## EXERCISE OBJECTIVE
The records below must be returned exactly, with every picture left out.

## THE DATA
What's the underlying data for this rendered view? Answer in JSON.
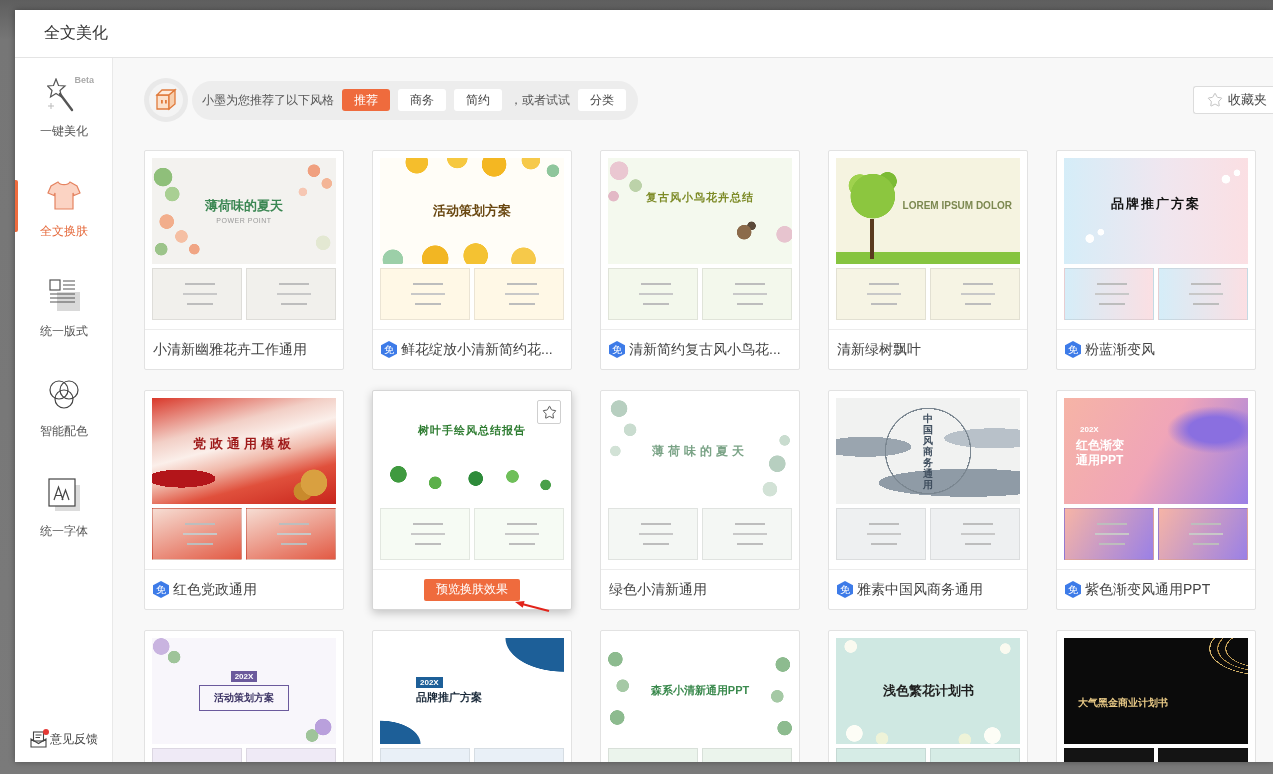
{
  "dialog": {
    "title": "全文美化"
  },
  "sidebar": {
    "items": [
      {
        "label": "一键美化",
        "badge": "Beta",
        "selected": false
      },
      {
        "label": "全文换肤",
        "selected": true
      },
      {
        "label": "统一版式",
        "selected": false
      },
      {
        "label": "智能配色",
        "selected": false
      },
      {
        "label": "统一字体",
        "selected": false
      }
    ],
    "feedback": {
      "label": "意见反馈",
      "unread": true
    }
  },
  "recommend_bar": {
    "message": "小墨为您推荐了以下风格",
    "styles": [
      {
        "label": "推荐",
        "selected": true
      },
      {
        "label": "商务",
        "selected": false
      },
      {
        "label": "简约",
        "selected": false
      }
    ],
    "alternative_text": "，或者试试",
    "category_button": "分类"
  },
  "favorites_button": "收藏夹",
  "templates": [
    {
      "title": "小清新幽雅花卉工作通用",
      "preview": {
        "title": "薄荷味的夏天",
        "subtitle": "POWER POINT"
      },
      "hovered": false
    },
    {
      "title": "鲜花绽放小清新简约花...",
      "badge": "免",
      "preview": {
        "title": "活动策划方案"
      },
      "hovered": false
    },
    {
      "title": "清新简约复古风小鸟花...",
      "badge": "免",
      "preview": {
        "title": "复古风小鸟花卉总结"
      },
      "hovered": false
    },
    {
      "title": "清新绿树飘叶",
      "preview": {
        "title": "LOREM IPSUM DOLOR"
      },
      "hovered": false
    },
    {
      "title": "粉蓝渐变风",
      "badge": "免",
      "preview": {
        "title": "品牌推广方案"
      },
      "hovered": false
    },
    {
      "title": "红色党政通用",
      "badge": "免",
      "preview": {
        "title": "党政通用模板"
      },
      "hovered": false
    },
    {
      "button": "预览换肤效果",
      "preview": {
        "title": "树叶手绘风总结报告"
      },
      "hovered": true
    },
    {
      "title": "绿色小清新通用",
      "preview": {
        "title": "薄荷味的夏天"
      },
      "hovered": false
    },
    {
      "title": "雅素中国风商务通用",
      "badge": "免",
      "preview": {
        "title": "中国风商务通用"
      },
      "hovered": false
    },
    {
      "title": "紫色渐变风通用PPT",
      "badge": "免",
      "preview": {
        "tag": "202X",
        "title": "红色渐变通用PPT"
      },
      "hovered": false
    },
    {
      "preview": {
        "tag": "202X",
        "title": "活动策划方案"
      },
      "hovered": false
    },
    {
      "preview": {
        "tag": "202X",
        "title": "品牌推广方案"
      },
      "hovered": false
    },
    {
      "preview": {
        "title": "森系小清新通用PPT"
      },
      "hovered": false
    },
    {
      "preview": {
        "title": "浅色繁花计划书"
      },
      "hovered": false
    },
    {
      "preview": {
        "title": "大气黑金商业计划书"
      },
      "hovered": false
    }
  ]
}
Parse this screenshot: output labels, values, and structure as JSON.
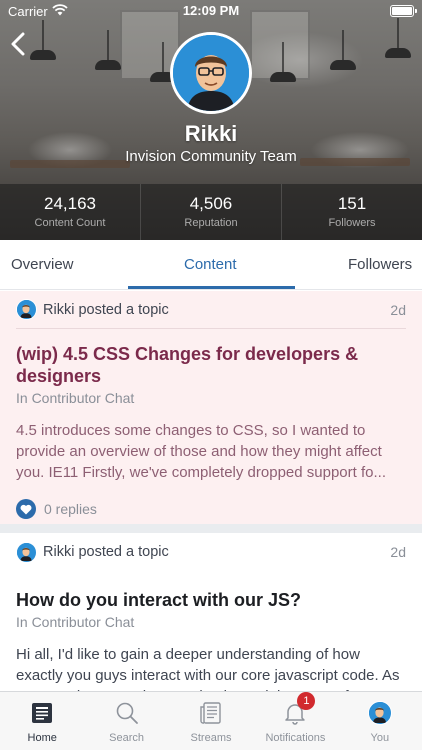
{
  "status_bar": {
    "carrier": "Carrier",
    "time": "12:09 PM",
    "battery_level_percent": 100
  },
  "profile": {
    "name": "Rikki",
    "team": "Invision Community Team",
    "stats": [
      {
        "value": "24,163",
        "label": "Content Count"
      },
      {
        "value": "4,506",
        "label": "Reputation"
      },
      {
        "value": "151",
        "label": "Followers"
      }
    ]
  },
  "tabs": {
    "overview": "Overview",
    "content": "Content",
    "followers": "Followers",
    "active": "Content"
  },
  "feed": {
    "items": [
      {
        "action": "Rikki posted a topic",
        "time": "2d",
        "title": "(wip) 4.5 CSS Changes for developers & designers",
        "forum": "In Contributor Chat",
        "excerpt": "4.5 introduces some changes to CSS, so I wanted to provide an overview of those and how they might affect you. IE11 Firstly, we've completely dropped support fo...",
        "replies": "0 replies"
      },
      {
        "action": "Rikki posted a topic",
        "time": "2d",
        "title": "How do you interact with our JS?",
        "forum": "In Contributor Chat",
        "excerpt": "Hi all, I'd like to gain a deeper understanding of how exactly you guys interact with our core javascript code. As you may know, we have a simple module system fo..."
      }
    ]
  },
  "tabbar": {
    "home": "Home",
    "search": "Search",
    "streams": "Streams",
    "notifications": "Notifications",
    "notifications_badge": "1",
    "you": "You",
    "active": "Home"
  },
  "colors": {
    "accent": "#2c6bab",
    "highlight_title": "#7b2a4b",
    "highlight_background": "#fdf0f1",
    "badge": "#d12a2e"
  },
  "icons": [
    "back-chevron-icon",
    "wifi-icon",
    "battery-icon",
    "heart-icon",
    "home-icon",
    "search-icon",
    "streams-icon",
    "bell-icon",
    "avatar-icon"
  ]
}
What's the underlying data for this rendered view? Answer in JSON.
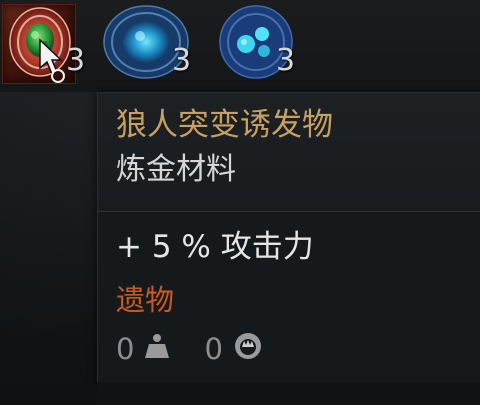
{
  "inventory": {
    "slots": [
      {
        "name": "werewolf-mutagen",
        "quantity": "3",
        "selected": true
      },
      {
        "name": "blue-mutagen",
        "quantity": "3"
      },
      {
        "name": "blue-spotted-mutagen",
        "quantity": "3"
      }
    ]
  },
  "tooltip": {
    "item_name": "狼人突变诱发物",
    "item_type": "炼金材料",
    "stat": "+ 5 %  攻击力",
    "category": "遗物",
    "weight_value": "0",
    "price_value": "0",
    "weight_icon": "weight-icon",
    "price_icon": "crown-coin-icon"
  },
  "colors": {
    "name": "#c8a064",
    "category": "#c65a22",
    "text": "#d6d6d6",
    "muted": "#8e8e8e"
  }
}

## EXERCISE ANSWER
What's the underlying data for this rendered view? Answer in JSON.
{
  "dialog": {
    "title": "全文美化"
  },
  "sidebar": {
    "items": [
      {
        "label": "一键美化",
        "badge": "Beta",
        "selected": false
      },
      {
        "label": "全文换肤",
        "selected": true
      },
      {
        "label": "统一版式",
        "selected": false
      },
      {
        "label": "智能配色",
        "selected": false
      },
      {
        "label": "统一字体",
        "selected": false
      }
    ],
    "feedback": {
      "label": "意见反馈",
      "unread": true
    }
  },
  "recommend_bar": {
    "message": "小墨为您推荐了以下风格",
    "styles": [
      {
        "label": "推荐",
        "selected": true
      },
      {
        "label": "商务",
        "selected": false
      },
      {
        "label": "简约",
        "selected": false
      }
    ],
    "alternative_text": "，或者试试",
    "category_button": "分类"
  },
  "favorites_button": "收藏夹",
  "templates": [
    {
      "title": "小清新幽雅花卉工作通用",
      "preview": {
        "title": "薄荷味的夏天",
        "subtitle": "POWER POINT"
      },
      "hovered": false
    },
    {
      "title": "鲜花绽放小清新简约花...",
      "badge": "免",
      "preview": {
        "title": "活动策划方案"
      },
      "hovered": false
    },
    {
      "title": "清新简约复古风小鸟花...",
      "badge": "免",
      "preview": {
        "title": "复古风小鸟花卉总结"
      },
      "hovered": false
    },
    {
      "title": "清新绿树飘叶",
      "preview": {
        "title": "LOREM IPSUM DOLOR"
      },
      "hovered": false
    },
    {
      "title": "粉蓝渐变风",
      "badge": "免",
      "preview": {
        "title": "品牌推广方案"
      },
      "hovered": false
    },
    {
      "title": "红色党政通用",
      "badge": "免",
      "preview": {
        "title": "党政通用模板"
      },
      "hovered": false
    },
    {
      "button": "预览换肤效果",
      "preview": {
        "title": "树叶手绘风总结报告"
      },
      "hovered": true
    },
    {
      "title": "绿色小清新通用",
      "preview": {
        "title": "薄荷味的夏天"
      },
      "hovered": false
    },
    {
      "title": "雅素中国风商务通用",
      "badge": "免",
      "preview": {
        "title": "中国风商务通用"
      },
      "hovered": false
    },
    {
      "title": "紫色渐变风通用PPT",
      "badge": "免",
      "preview": {
        "tag": "202X",
        "title": "红色渐变通用PPT"
      },
      "hovered": false
    },
    {
      "preview": {
        "tag": "202X",
        "title": "活动策划方案"
      },
      "hovered": false
    },
    {
      "preview": {
        "tag": "202X",
        "title": "品牌推广方案"
      },
      "hovered": false
    },
    {
      "preview": {
        "title": "森系小清新通用PPT"
      },
      "hovered": false
    },
    {
      "preview": {
        "title": "浅色繁花计划书"
      },
      "hovered": false
    },
    {
      "preview": {
        "title": "大气黑金商业计划书"
      },
      "hovered": false
    }
  ]
}
Parse this screenshot: output labels, values, and structure as JSON.
{
  "status_bar": {
    "carrier": "Carrier",
    "time": "12:09 PM",
    "battery_level_percent": 100
  },
  "profile": {
    "name": "Rikki",
    "team": "Invision Community Team",
    "stats": [
      {
        "value": "24,163",
        "label": "Content Count"
      },
      {
        "value": "4,506",
        "label": "Reputation"
      },
      {
        "value": "151",
        "label": "Followers"
      }
    ]
  },
  "tabs": {
    "overview": "Overview",
    "content": "Content",
    "followers": "Followers",
    "active": "Content"
  },
  "feed": {
    "items": [
      {
        "action": "Rikki posted a topic",
        "time": "2d",
        "title": "(wip) 4.5 CSS Changes for developers & designers",
        "forum": "In Contributor Chat",
        "excerpt": "4.5 introduces some changes to CSS, so I wanted to provide an overview of those and how they might affect you. IE11 Firstly, we've completely dropped support fo...",
        "replies": "0 replies"
      },
      {
        "action": "Rikki posted a topic",
        "time": "2d",
        "title": "How do you interact with our JS?",
        "forum": "In Contributor Chat",
        "excerpt": "Hi all, I'd like to gain a deeper understanding of how exactly you guys interact with our core javascript code. As you may know, we have a simple module system fo..."
      }
    ]
  },
  "tabbar": {
    "home": "Home",
    "search": "Search",
    "streams": "Streams",
    "notifications": "Notifications",
    "notifications_badge": "1",
    "you": "You",
    "active": "Home"
  },
  "colors": {
    "accent": "#2c6bab",
    "highlight_title": "#7b2a4b",
    "highlight_background": "#fdf0f1",
    "badge": "#d12a2e"
  },
  "icons": [
    "back-chevron-icon",
    "wifi-icon",
    "battery-icon",
    "heart-icon",
    "home-icon",
    "search-icon",
    "streams-icon",
    "bell-icon",
    "avatar-icon"
  ]
}
What's the underlying data for this rendered view? Answer in JSON.
{
  "inventory": {
    "slots": [
      {
        "name": "werewolf-mutagen",
        "quantity": "3",
        "selected": true
      },
      {
        "name": "blue-mutagen",
        "quantity": "3"
      },
      {
        "name": "blue-spotted-mutagen",
        "quantity": "3"
      }
    ]
  },
  "tooltip": {
    "item_name": "狼人突变诱发物",
    "item_type": "炼金材料",
    "stat": "+ 5 %  攻击力",
    "category": "遗物",
    "weight_value": "0",
    "price_value": "0",
    "weight_icon": "weight-icon",
    "price_icon": "crown-coin-icon"
  },
  "colors": {
    "name": "#c8a064",
    "category": "#c65a22",
    "text": "#d6d6d6",
    "muted": "#8e8e8e"
  }
}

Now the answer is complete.